Yank the Dog's Chain: In "Chez Platypus", Doofenshmirtz's girlfriend ultimately gets zapped by the anti-love laser. Especially cruel in that this happens at the very end of the episode, right after the Crowning Love Song Of Awesome.
Irving gets one in "Not Phineas and Ferb". He manages to trick his haughty older brother into believing Baljeet and Buford are Phineas and Ferb despite Paper Thin Disguises. When he tries to prove it, though, he's foiled by the fact that the holographic Eiffel Tower they had been using as a fake project has since been replaced by the real Eiffel Tower, making Irving look like the stupid one. Then his brother gives him a wedgie and drags him home.
And Candace, of course, gets one pretty much any time it seems like she'll bust her brothers. And, to a lesser extent, Vanessa busting her father.
Candace gets a particularly bad one in "Invasion Of The Ferb-Snatchers": Phineas and Ferb are fixing an alien's spacecraft and open an ostentatious launch platform in the backyard. Candace sees this and gets her mother, who even mentions that she can see it...but she's actually a Mobile-Suit Human for the tiny alien.
Worst one for Candace yet: in "A Real Boy", Candace SUCCEEDS... then Linda gets zapped by Doof's "Forget-inator" while the boys' device is in the air, then when the boys land, Linda sees again, then is zapped while they're out of sight again ...this repeats a few more times until Candace's post-hypnotic suggestion to forget about busting her brothers kicks in again leaving Linda to wander off right after a final zapping.
"Candace Gets Busted", where she's the one who gets busted. Doof's inator temporarily removes all evidence of the (unintentional) party that'd occurred, only to return it just moments afterward.
It even happened to a one-shot character: Professor Ross Efrop in "My Fair Goalie". He came up with the idea of Football X-7, but he was forced into hiding because Britain's anti-palindrome atmosphere at the time, with his name being discovered to be a palindrome. He nearly comes out of hiding when his creation was realized, but was forced back when he found out people still rallied against palindromes.
Anytime when it looks like Isabella is going to a romantic moment with just Phineas, something happens to ruin that moment. Notable examples include Summer Belongs to You and Canderemy.

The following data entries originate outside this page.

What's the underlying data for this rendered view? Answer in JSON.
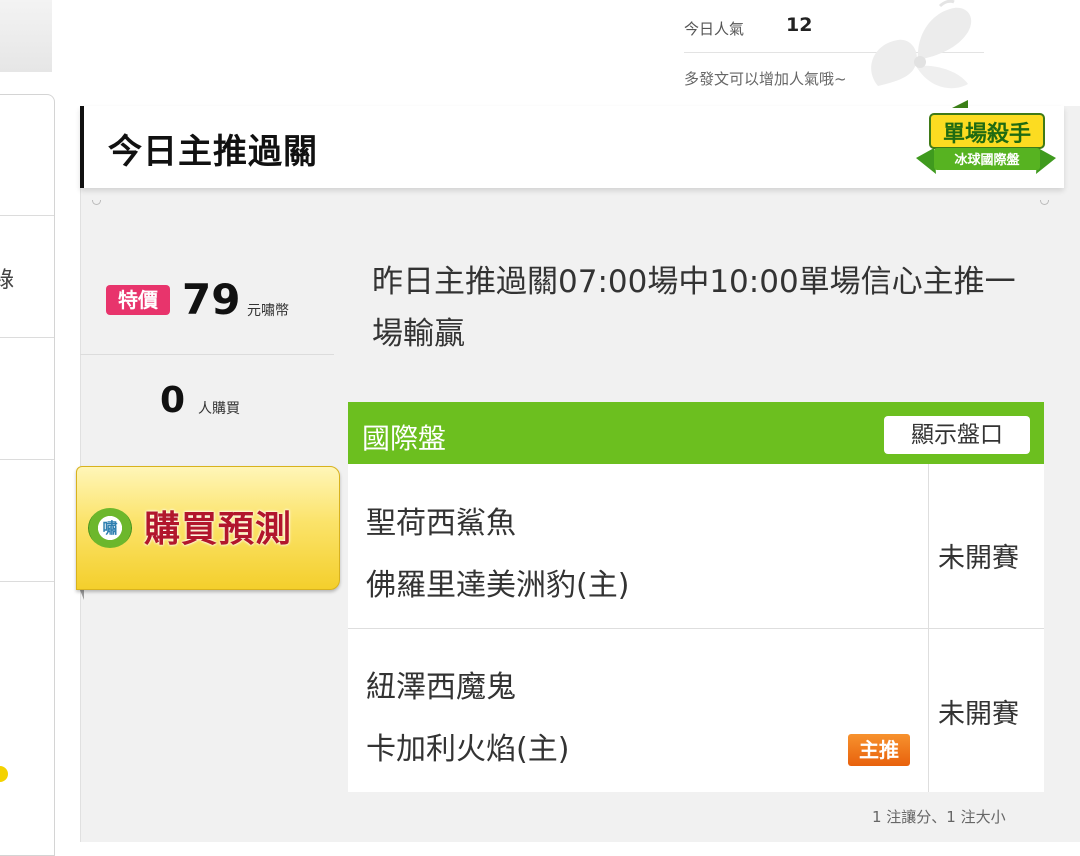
{
  "header": {
    "popularity_label": "今日人氣",
    "popularity_value": "12",
    "popularity_note": "多發文可以增加人氣哦~"
  },
  "sidebar": {
    "partial_char": "綠"
  },
  "panel": {
    "title": "今日主推過關",
    "badge": {
      "title": "單場殺手",
      "subtitle": "冰球國際盤"
    }
  },
  "pricing": {
    "special_tag": "特價",
    "price": "79",
    "currency": "元嘯幣",
    "buyers": "0",
    "buyers_unit": "人購買",
    "buy_icon_char": "嘯",
    "buy_button": "購買預測"
  },
  "headline": "昨日主推過關07:00場中10:00單場信心主推一場輸贏",
  "table": {
    "title": "國際盤",
    "show_odds_button": "顯示盤口",
    "matches": [
      {
        "away": "聖荷西鯊魚",
        "home": "佛羅里達美洲豹(主)",
        "status": "未開賽",
        "tag": ""
      },
      {
        "away": "紐澤西魔鬼",
        "home": "卡加利火焰(主)",
        "status": "未開賽",
        "tag": "主推"
      }
    ],
    "footnote": "1 注讓分、1 注大小"
  },
  "colors": {
    "accent_green": "#6cbf1f",
    "special_pink": "#e8346c",
    "main_orange": "#ee7718",
    "buy_text_red": "#b2162c"
  }
}
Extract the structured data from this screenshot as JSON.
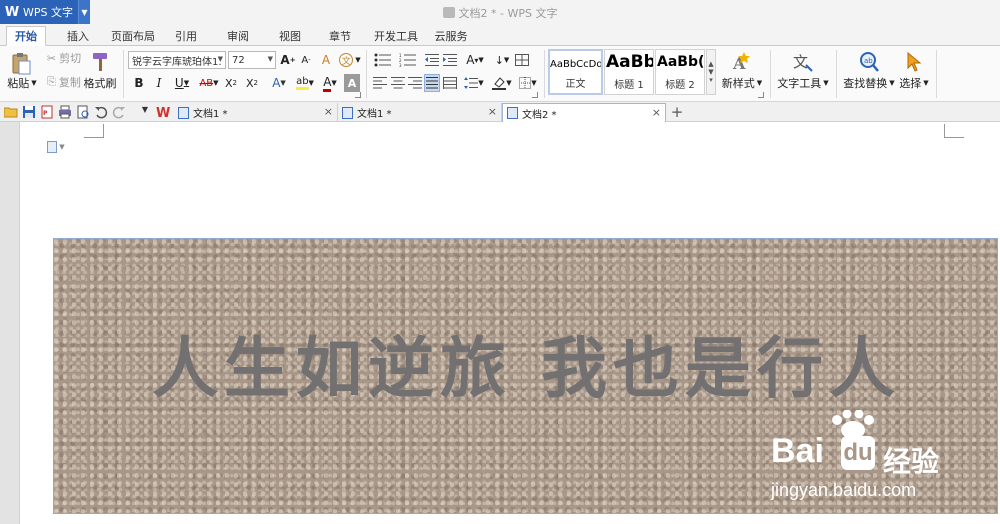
{
  "app": {
    "name": "WPS 文字",
    "logo": "W",
    "window_title": "文档2 * - WPS 文字"
  },
  "tabs": [
    "开始",
    "插入",
    "页面布局",
    "引用",
    "审阅",
    "视图",
    "章节",
    "开发工具",
    "云服务"
  ],
  "clipboard": {
    "paste": "粘贴",
    "cut": "剪切",
    "copy": "复制",
    "format_painter": "格式刷"
  },
  "font": {
    "family": "锐字云字库琥珀体1.",
    "size": "72"
  },
  "styles": [
    {
      "sample": "AaBbCcDd",
      "name": "正文"
    },
    {
      "sample": "AaBb",
      "name": "标题 1"
    },
    {
      "sample": "AaBb(",
      "name": "标题 2"
    }
  ],
  "buttons": {
    "new_style": "新样式",
    "text_tools": "文字工具",
    "find_replace": "查找替换",
    "select": "选择"
  },
  "doc_tabs": [
    {
      "label": "文档1 *",
      "active": false
    },
    {
      "label": "文档1 *",
      "active": false
    },
    {
      "label": "文档2 *",
      "active": true
    }
  ],
  "document": {
    "banner_text": "人生如逆旅 我也是行人"
  },
  "watermark": {
    "brand": "Bai",
    "cn": "经验",
    "url": "jingyan.baidu.com"
  },
  "colors": {
    "accent": "#2b63b8",
    "banner_bg": "#a89788",
    "banner_text": "#727070",
    "font_color_swatch": "#c00000"
  }
}
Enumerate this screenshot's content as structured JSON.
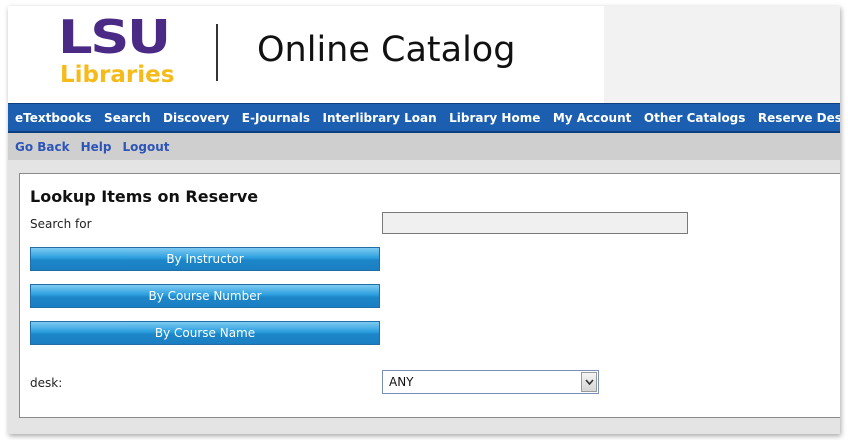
{
  "header": {
    "logo_top": "LSU",
    "logo_bottom": "Libraries",
    "title": "Online Catalog"
  },
  "nav": {
    "items": [
      {
        "label": "eTextbooks"
      },
      {
        "label": "Search"
      },
      {
        "label": "Discovery"
      },
      {
        "label": "E-Journals"
      },
      {
        "label": "Interlibrary Loan"
      },
      {
        "label": "Library Home"
      },
      {
        "label": "My Account"
      },
      {
        "label": "Other Catalogs"
      },
      {
        "label": "Reserve Desk"
      }
    ]
  },
  "subnav": {
    "items": [
      {
        "label": "Go Back"
      },
      {
        "label": "Help"
      },
      {
        "label": "Logout"
      }
    ]
  },
  "form": {
    "title": "Lookup Items on Reserve",
    "search_label": "Search for",
    "search_value": "",
    "buttons": {
      "instructor": "By Instructor",
      "course_number": "By Course Number",
      "course_name": "By Course Name"
    },
    "desk_label": "desk:",
    "desk_value": "ANY"
  },
  "colors": {
    "brand_purple": "#4b2a86",
    "brand_gold": "#f5bb1b",
    "nav_blue": "#1c5fb0",
    "link_blue": "#2d55b8",
    "button_blue": "#2b9ede"
  },
  "icons": {
    "select_arrow": "chevron-down-icon"
  }
}
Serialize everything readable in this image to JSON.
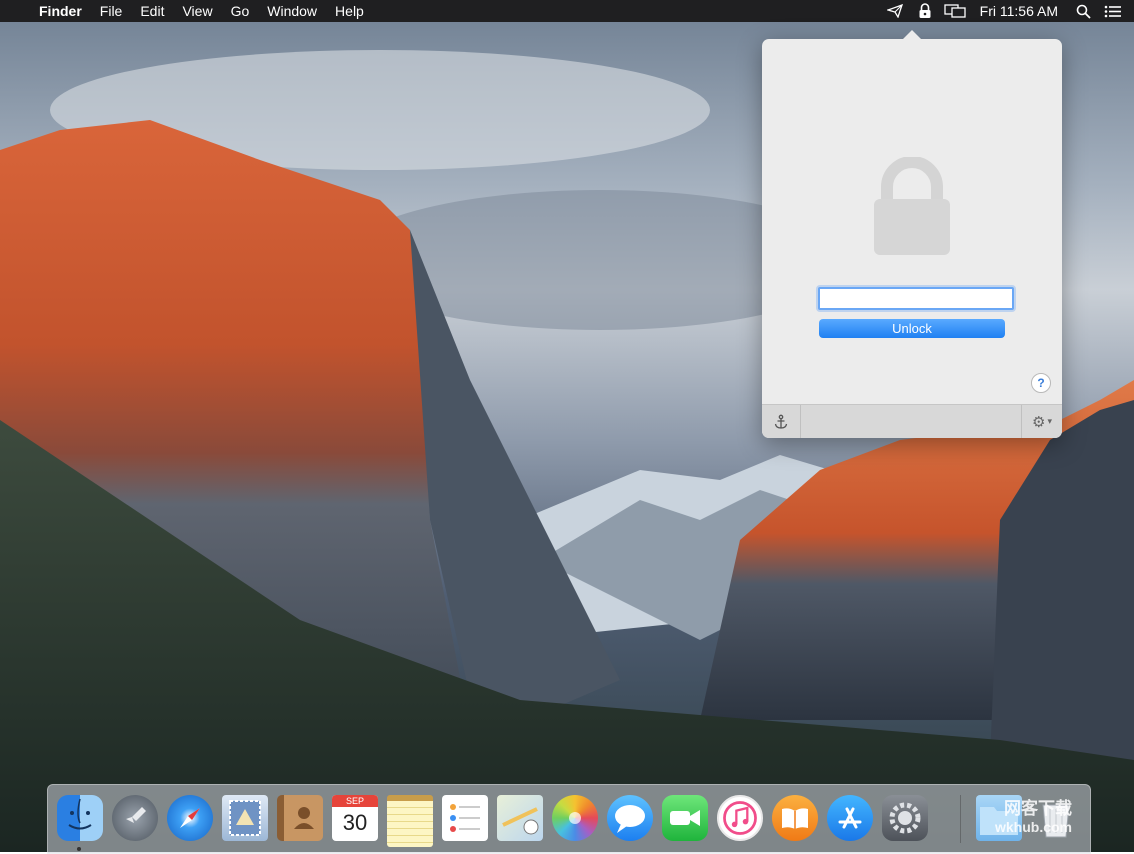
{
  "menubar": {
    "apple": "",
    "app": "Finder",
    "menus": [
      "File",
      "Edit",
      "View",
      "Go",
      "Window",
      "Help"
    ],
    "clock": "Fri 11:56 AM",
    "status_icons": [
      "paper-plane-icon",
      "lock-icon",
      "display-mirror-icon",
      "search-icon",
      "list-icon"
    ]
  },
  "popover": {
    "unlock_label": "Unlock",
    "help_label": "?",
    "password_value": ""
  },
  "dock": {
    "apps": [
      "Finder",
      "Launchpad",
      "Safari",
      "Mail",
      "Contacts",
      "Calendar",
      "Notes",
      "Reminders",
      "Maps",
      "Photos",
      "Messages",
      "FaceTime",
      "iTunes",
      "iBooks",
      "App Store",
      "System Preferences"
    ],
    "calendar_month": "SEP",
    "calendar_day": "30"
  },
  "watermark": {
    "line1": "网客下载",
    "line2": "wkhub.com"
  },
  "colors": {
    "accent": "#1f80f2",
    "menubar": "#1f1f21"
  }
}
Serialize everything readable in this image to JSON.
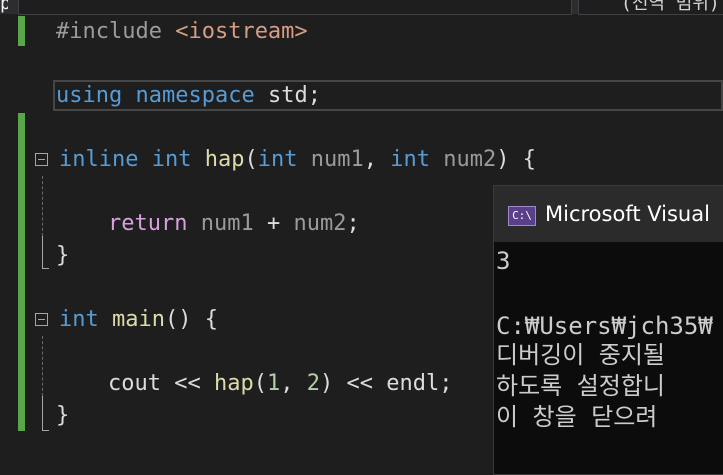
{
  "top": {
    "tab_fragment": "p",
    "search_text": "(전역 범위)"
  },
  "code": {
    "line1": {
      "directive": "#include",
      "header": "<iostream>"
    },
    "line2": {
      "kw1": "using",
      "kw2": "namespace",
      "rest": "std;"
    },
    "line3": {
      "kw_inline": "inline",
      "kw_int": "int",
      "fn_name": "hap",
      "paren_open": "(",
      "kw_int2": "int",
      "param1": "num1",
      "sep": ", ",
      "kw_int3": "int",
      "param2": "num2",
      "close": ") {"
    },
    "line4": {
      "kw_return": "return",
      "param1": "num1",
      "op": " + ",
      "param2": "num2",
      "semi": ";"
    },
    "line5": {
      "brace": "}"
    },
    "line6": {
      "kw_int": "int",
      "fn_name": "main",
      "rest": "() {"
    },
    "line7": {
      "ident": "cout",
      "op1": " << ",
      "fn_name": "hap",
      "paren_open": "(",
      "num1": "1",
      "comma": ", ",
      "num2": "2",
      "paren_close": ")",
      "op2": " << ",
      "endl": "endl",
      "semi": ";"
    },
    "line8": {
      "brace": "}"
    }
  },
  "console": {
    "icon_label": "C:\\",
    "title": "Microsoft Visual",
    "output_value": "3",
    "path_line": "C:₩Users₩jch35₩",
    "msg_line1": "디버깅이 중지될",
    "msg_line2": "하도록 설정합니",
    "msg_line3": "이 창을 닫으려"
  },
  "colors": {
    "editor_background": "#1e1e1e",
    "keyword": "#569cd6",
    "control_keyword": "#d8a0df",
    "function": "#dcdcaa",
    "parameter": "#9a9a9a",
    "number": "#b5cea8",
    "change_bar": "#57a64a",
    "console_background": "#0c0c0c"
  },
  "icons": [
    "collapse-box-icon",
    "console-app-icon"
  ]
}
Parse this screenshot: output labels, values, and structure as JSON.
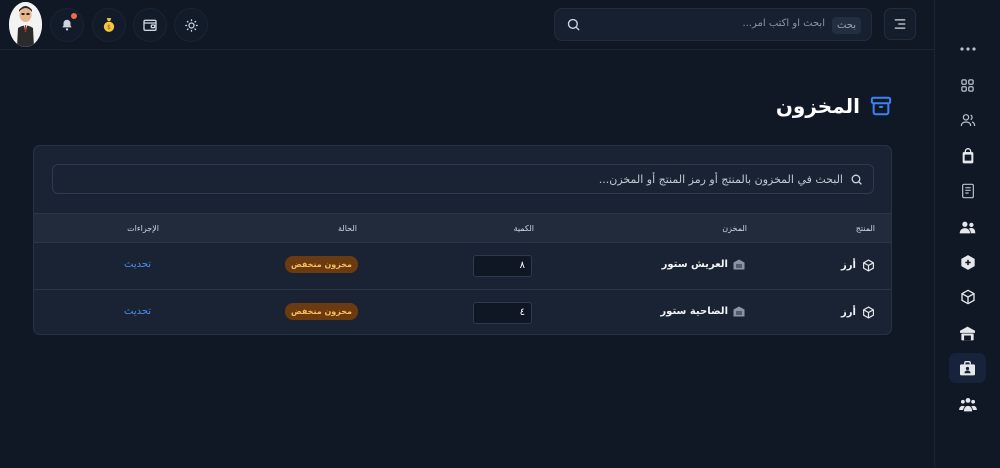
{
  "topbar": {
    "search_placeholder": "ابحث او اكتب امر...",
    "search_badge": "بحث",
    "icons": [
      "sun-icon",
      "wallet-icon",
      "coin-icon",
      "bell-icon",
      "menu-icon",
      "search-icon"
    ]
  },
  "page": {
    "title": "المخزون",
    "search_placeholder": "البحث في المخزون بالمنتج أو رمز المنتج أو المخزن..."
  },
  "table": {
    "headers": {
      "product": "المنتج",
      "warehouse": "المخزن",
      "quantity": "الكمية",
      "status": "الحالة",
      "actions": "الإجراءات"
    },
    "rows": [
      {
        "product": "أرز",
        "warehouse": "العريش ستور",
        "quantity": "٨",
        "status": "مخزون منخفض",
        "action": "تحديث"
      },
      {
        "product": "أرز",
        "warehouse": "الضاحية ستور",
        "quantity": "٤",
        "status": "مخزون منخفض",
        "action": "تحديث"
      }
    ]
  },
  "sidebar": {
    "items": [
      "more-icon",
      "grid-icon",
      "users-outline-icon",
      "bag-icon",
      "document-icon",
      "users-icon",
      "box-plus-icon",
      "cube-icon",
      "warehouse-icon",
      "inventory-icon",
      "team-icon"
    ],
    "active": "inventory-icon"
  },
  "colors": {
    "background": "#101826",
    "card": "#1a2333",
    "accent": "#4b8cf0",
    "badge_bg": "#6b3a10",
    "badge_text": "#f7c05a",
    "notification_dot": "#ef6b4a"
  }
}
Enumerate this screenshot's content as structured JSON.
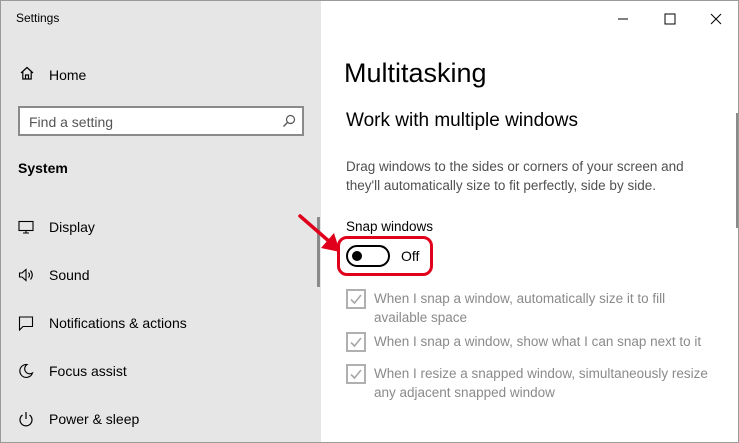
{
  "window": {
    "app_title": "Settings"
  },
  "sidebar": {
    "home_label": "Home",
    "search_placeholder": "Find a setting",
    "section": "System",
    "items": [
      {
        "label": "Display",
        "icon": "display-icon"
      },
      {
        "label": "Sound",
        "icon": "speaker-icon"
      },
      {
        "label": "Notifications & actions",
        "icon": "notification-icon"
      },
      {
        "label": "Focus assist",
        "icon": "moon-icon"
      },
      {
        "label": "Power & sleep",
        "icon": "power-icon"
      }
    ]
  },
  "main": {
    "title": "Multitasking",
    "subtitle": "Work with multiple windows",
    "description": "Drag windows to the sides or corners of your screen and they'll automatically size to fit perfectly, side by side.",
    "snap_label": "Snap windows",
    "snap_state": "Off",
    "options": [
      {
        "text": "When I snap a window, automatically size it to fill available space",
        "checked": true
      },
      {
        "text": "When I snap a window, show what I can snap next to it",
        "checked": true
      },
      {
        "text": "When I resize a snapped window, simultaneously resize any adjacent snapped window",
        "checked": true
      }
    ]
  },
  "colors": {
    "highlight": "#e0001b",
    "sidebar_bg": "#e6e6e6"
  }
}
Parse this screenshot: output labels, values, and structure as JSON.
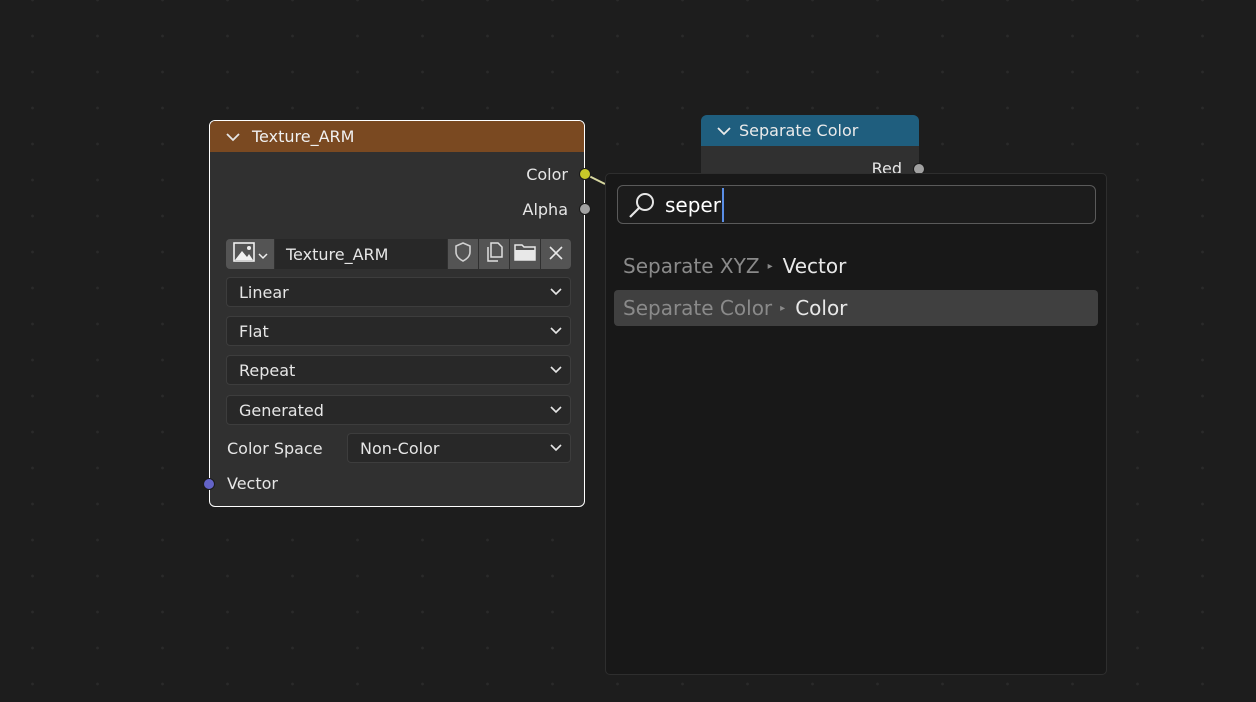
{
  "texture_node": {
    "title": "Texture_ARM",
    "outputs": [
      "Color",
      "Alpha"
    ],
    "image_name": "Texture_ARM",
    "interpolation": "Linear",
    "projection": "Flat",
    "extension": "Repeat",
    "source": "Generated",
    "color_space_label": "Color Space",
    "color_space": "Non-Color",
    "input_vector": "Vector",
    "colors": {
      "header": "#7a4921",
      "color_socket": "#c7c729",
      "alpha_socket": "#a1a1a1",
      "vector_socket": "#6363c7"
    }
  },
  "separate_node": {
    "title": "Separate Color",
    "first_output": "Red",
    "colors": {
      "header": "#1f5e7e"
    }
  },
  "search_menu": {
    "query": "seper",
    "results": [
      {
        "path": "Separate XYZ",
        "name": "Vector",
        "active": false
      },
      {
        "path": "Separate Color",
        "name": "Color",
        "active": true
      }
    ],
    "colors": {
      "caret": "#5a8ee6",
      "highlight": "#404040"
    }
  },
  "icons": [
    "chevron-down-icon",
    "image-icon",
    "shield-icon",
    "duplicate-icon",
    "folder-icon",
    "close-icon",
    "search-icon",
    "submenu-arrow-icon"
  ]
}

She finally gets a moment in "Happy Birthday Isabella".
In "Love at First Byte", Norm becomes attracted to a Fembot and even manages to impress her. However, it's later revealed that said fembot belongs to Rodney, and the dislike between him and Doof promptly turns the budding romance into a Star-Crossed Lovers situation.
Sometimes Stacy is grounded off-screeen to explain why she's absent.
You Are the New Trend: In Run Away Runway, Phineas and Ferb become designers, with their Summer All The Time collection. The collection consists of the clothes that Phineas and Ferb wear in almost every episode - so Phineas and Ferb are the newest fashion. Later on, when Doofenshmirtz creates his clone army, as they enter the Googolplex Mall, everyone thinks that the outfit he's wearing has become the newest fashion - so Doofenshmirtz becomes the newest fashion.
Zerg Rush: Baljeet and his copies in "Primal Perry" intend to do this to Buford, but the machine that allows the copies to exist is destroyed before Buford is seriously hurt.
Zettai Ryouiki: Stacy. Depending on the episode its either Grade B or C. Candace and the Fireside Girls all sport the vastly inferior Grade E although Isabella's is a Grade D, perhaps as a sign of her leadership.